5 Critical Standards for Secure Data Encryption

by Brad Garland

Data encryption is a crucial part of any organization’s security policy. In addition to putting the right technology in place, adhering to data encryption standards also means educating employees about the importance of data security. Use the following five critical standards for secure data encryption to keep your organization’s data safe at all network security


1. Stay Consistent with Corporate Security

Company guidelines regarding security are there for a reason. There are many situations in which encryption makes sense, such as the storage and transmission of sensitive information. Review your organization’s current security policy to find out what sensitive information exists, and then use the location and nature of that sensitive data to create a solid foundation for your encryption strategy. Throughout the design phase, keep in mind all compliance regulations in your industry, and don't forget about your client’s industry as well. This might be the most important (and overlooked) concept as it could lead to controls, gaps, and/or client-specific policies you have not put in place. If you provide services for clients in different regions, remember that compliance regulations can vary among countries and states.

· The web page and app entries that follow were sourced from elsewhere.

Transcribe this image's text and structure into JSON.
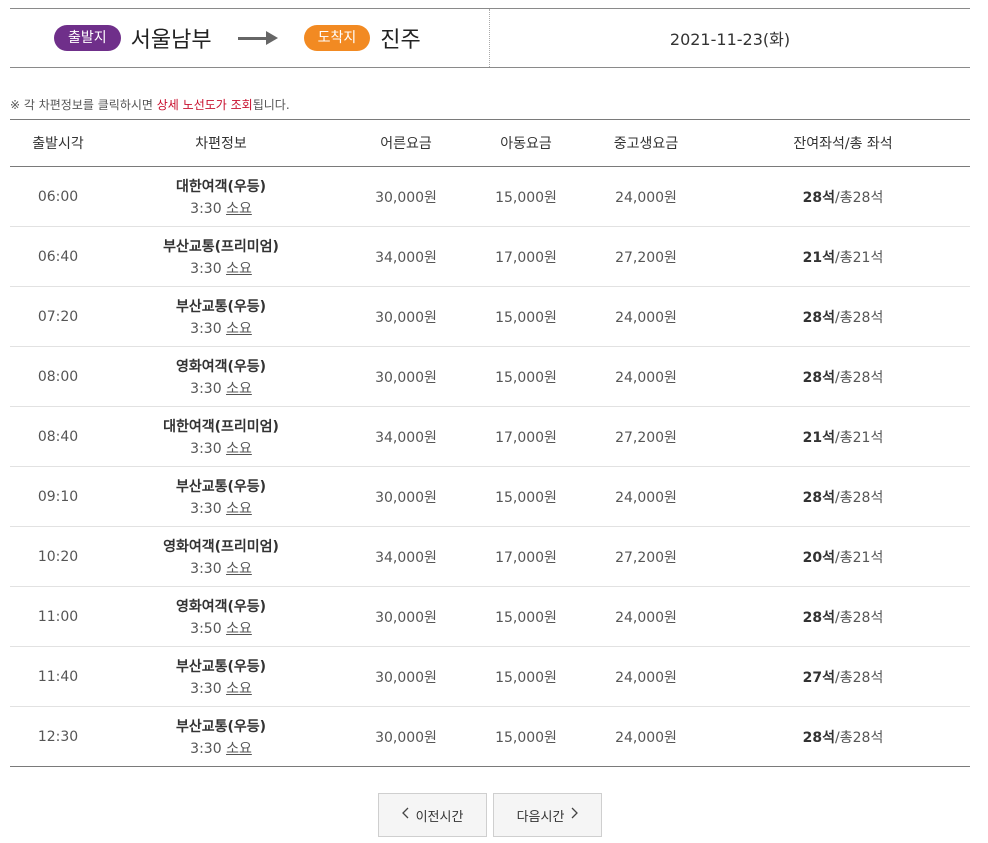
{
  "route": {
    "departure_label": "출발지",
    "departure_city": "서울남부",
    "arrival_label": "도착지",
    "arrival_city": "진주",
    "date": "2021-11-23(화)",
    "colors": {
      "departure_pill": "#6f2f8a",
      "arrival_pill": "#f28a22"
    }
  },
  "notice": {
    "prefix": "※ 각 차편정보를 클릭하시면 ",
    "highlight": "상세 노선도가 조회",
    "suffix": "됩니다."
  },
  "table": {
    "headers": [
      "출발시각",
      "차편정보",
      "어른요금",
      "아동요금",
      "중고생요금",
      "잔여좌석/총 좌석"
    ],
    "rows": [
      {
        "time": "06:00",
        "company": "대한여객(우등)",
        "duration": "3:30",
        "duration_suffix": "소요",
        "adult": "30,000원",
        "child": "15,000원",
        "student": "24,000원",
        "remaining": "28석",
        "total": "/총28석"
      },
      {
        "time": "06:40",
        "company": "부산교통(프리미엄)",
        "duration": "3:30",
        "duration_suffix": "소요",
        "adult": "34,000원",
        "child": "17,000원",
        "student": "27,200원",
        "remaining": "21석",
        "total": "/총21석"
      },
      {
        "time": "07:20",
        "company": "부산교통(우등)",
        "duration": "3:30",
        "duration_suffix": "소요",
        "adult": "30,000원",
        "child": "15,000원",
        "student": "24,000원",
        "remaining": "28석",
        "total": "/총28석"
      },
      {
        "time": "08:00",
        "company": "영화여객(우등)",
        "duration": "3:30",
        "duration_suffix": "소요",
        "adult": "30,000원",
        "child": "15,000원",
        "student": "24,000원",
        "remaining": "28석",
        "total": "/총28석"
      },
      {
        "time": "08:40",
        "company": "대한여객(프리미엄)",
        "duration": "3:30",
        "duration_suffix": "소요",
        "adult": "34,000원",
        "child": "17,000원",
        "student": "27,200원",
        "remaining": "21석",
        "total": "/총21석"
      },
      {
        "time": "09:10",
        "company": "부산교통(우등)",
        "duration": "3:30",
        "duration_suffix": "소요",
        "adult": "30,000원",
        "child": "15,000원",
        "student": "24,000원",
        "remaining": "28석",
        "total": "/총28석"
      },
      {
        "time": "10:20",
        "company": "영화여객(프리미엄)",
        "duration": "3:30",
        "duration_suffix": "소요",
        "adult": "34,000원",
        "child": "17,000원",
        "student": "27,200원",
        "remaining": "20석",
        "total": "/총21석"
      },
      {
        "time": "11:00",
        "company": "영화여객(우등)",
        "duration": "3:50",
        "duration_suffix": "소요",
        "adult": "30,000원",
        "child": "15,000원",
        "student": "24,000원",
        "remaining": "28석",
        "total": "/총28석"
      },
      {
        "time": "11:40",
        "company": "부산교통(우등)",
        "duration": "3:30",
        "duration_suffix": "소요",
        "adult": "30,000원",
        "child": "15,000원",
        "student": "24,000원",
        "remaining": "27석",
        "total": "/총28석"
      },
      {
        "time": "12:30",
        "company": "부산교통(우등)",
        "duration": "3:30",
        "duration_suffix": "소요",
        "adult": "30,000원",
        "child": "15,000원",
        "student": "24,000원",
        "remaining": "28석",
        "total": "/총28석"
      }
    ]
  },
  "pager": {
    "prev_label": "이전시간",
    "next_label": "다음시간",
    "prev_icon": "chevron-left-icon",
    "next_icon": "chevron-right-icon"
  }
}
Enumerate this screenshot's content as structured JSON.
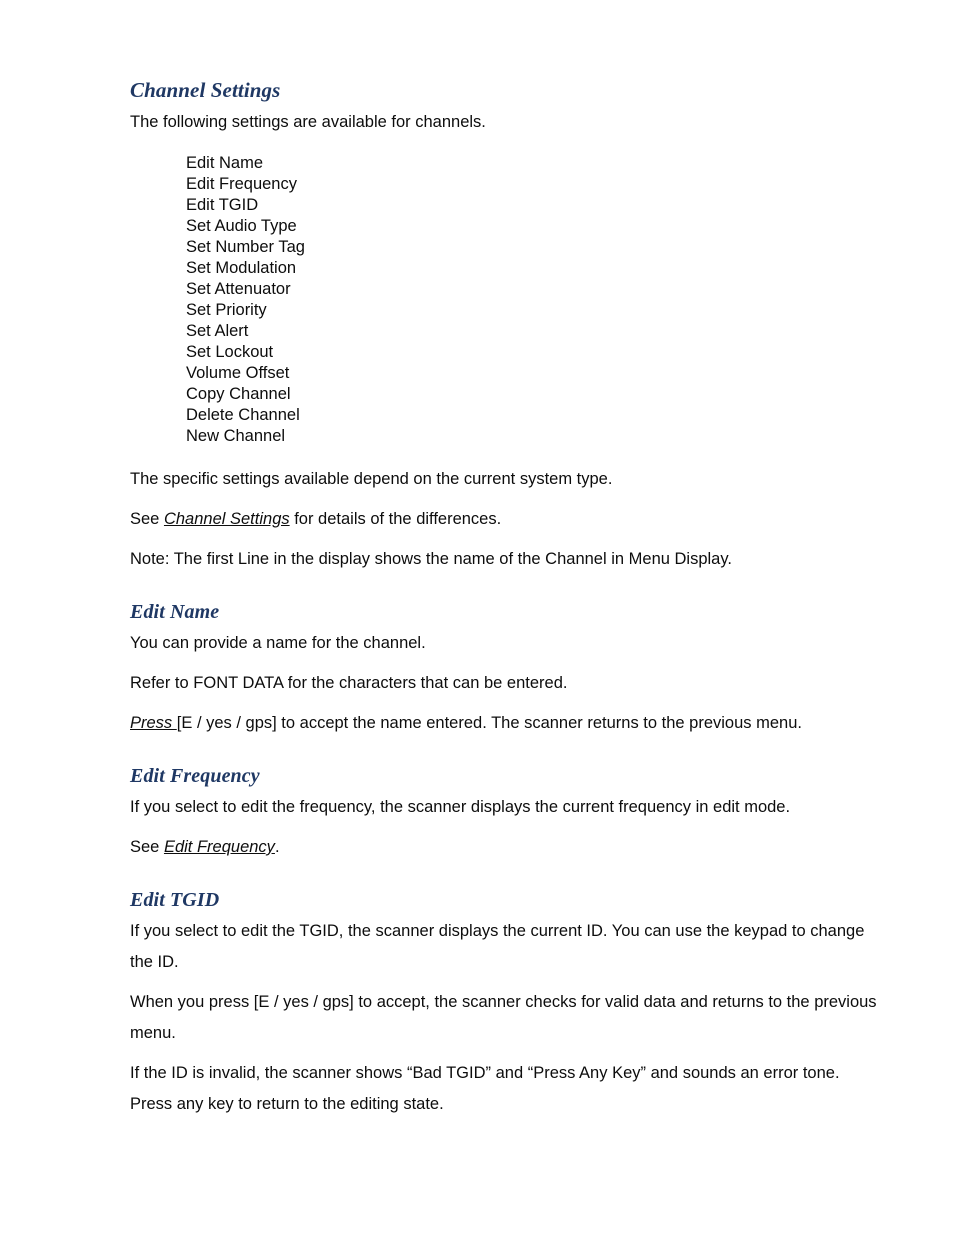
{
  "document": {
    "sections": {
      "channel_settings": {
        "heading": "Channel Settings",
        "intro": "The following settings are available for channels.",
        "settings_list": [
          "Edit Name",
          "Edit Frequency",
          "Edit TGID",
          "Set Audio Type",
          "Set Number Tag",
          "Set Modulation",
          "Set Attenuator",
          "Set Priority",
          "Set Alert",
          "Set Lockout",
          "Volume Offset",
          "Copy Channel",
          "Delete Channel",
          "New Channel"
        ],
        "depends_note": "The specific settings available depend on the current system type.",
        "see_prefix": "See ",
        "see_link": "Channel Settings",
        "see_suffix": " for details of the differences.",
        "display_note": "Note: The first Line in the display shows the name of the Channel in Menu Display."
      },
      "edit_name": {
        "heading": "Edit Name",
        "para1": "You can provide a name for the channel.",
        "para2": "Refer to FONT DATA for the characters that can be entered.",
        "press_link": "Press ",
        "press_rest": "[E / yes / gps] to accept the name entered. The scanner returns to the previous menu."
      },
      "edit_frequency": {
        "heading": "Edit Frequency",
        "para1": "If you select to edit the frequency, the scanner displays the current frequency in edit mode.",
        "see_prefix": "See ",
        "see_link": "Edit Frequency",
        "see_suffix": "."
      },
      "edit_tgid": {
        "heading": "Edit TGID",
        "para1": "If you select to edit the TGID, the scanner displays the current ID. You can use the keypad to change the ID.",
        "para2": "When you press [E / yes / gps] to accept, the scanner checks for valid data and returns to the previous menu.",
        "para3": "If the ID is invalid, the scanner shows “Bad TGID” and “Press Any Key” and sounds an error tone. Press any key to return to the editing state."
      }
    },
    "colors": {
      "heading": "#1F3864",
      "body": "#0D0D0D",
      "background": "#FFFFFF"
    }
  }
}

2. Keep Humans in Mind

Remember that humans have to interact with your security systems, so avoid making your program so invasive that it interferes with how users interact with the network. If you have a Bring Your Own Device (BYOD) policy in your organization, highly invasive security policies could encourage users to bypass the corporate network entirely, which is bad news for the safety of your data. Many security breaches result from employees not abiding by company policy, so try to make your security systems as unintrusive and easy to use as possible. It also could be beneficial to remind employees why a control is needed in the first place through training or education. It might help relieve a little of the frustration.


3. Decide What Really Needs to Be Encrypted

How much of your internal data is truly sensitive? Encrypting everything on the network can impact productivity, reduce the functionality of internal systems and interfere in the coordination of tasks. It can even lead to a lax attitude toward security if employees start to see company policy as overly strict.


4. Address the Cloud

The amount of data stored in the cloud has increased tremendously over the last few years, posing challenges to organizations that are concerned about data encryption. When designing security policies for the cloud, remember that end users have certain expectations about the accessibility of cloud data. With this in mind, you should encrypt only the data in the cloud that really needs to be secure, as encryption of all cloud data would be time-consuming and result in a clunky user experience. You should also ensure the cloud service you are using has the appropriate controls and security best practices in place if you are going to utilize it for sensitive data. 



5. Adopt a Holistic Approach

Data encryption is not the only aspect of a solid security program. True security involves bringing users on board as assistants to the security program rather than regarding them as the enemy. As you design and develop your security policies, maintain an open dialogue with users regarding their needs.

Need help designing a security policy that balances the needs of users with secure data encryption? Get in touch with Vala Secure today. We can help you to develop a security policy that works for your organization.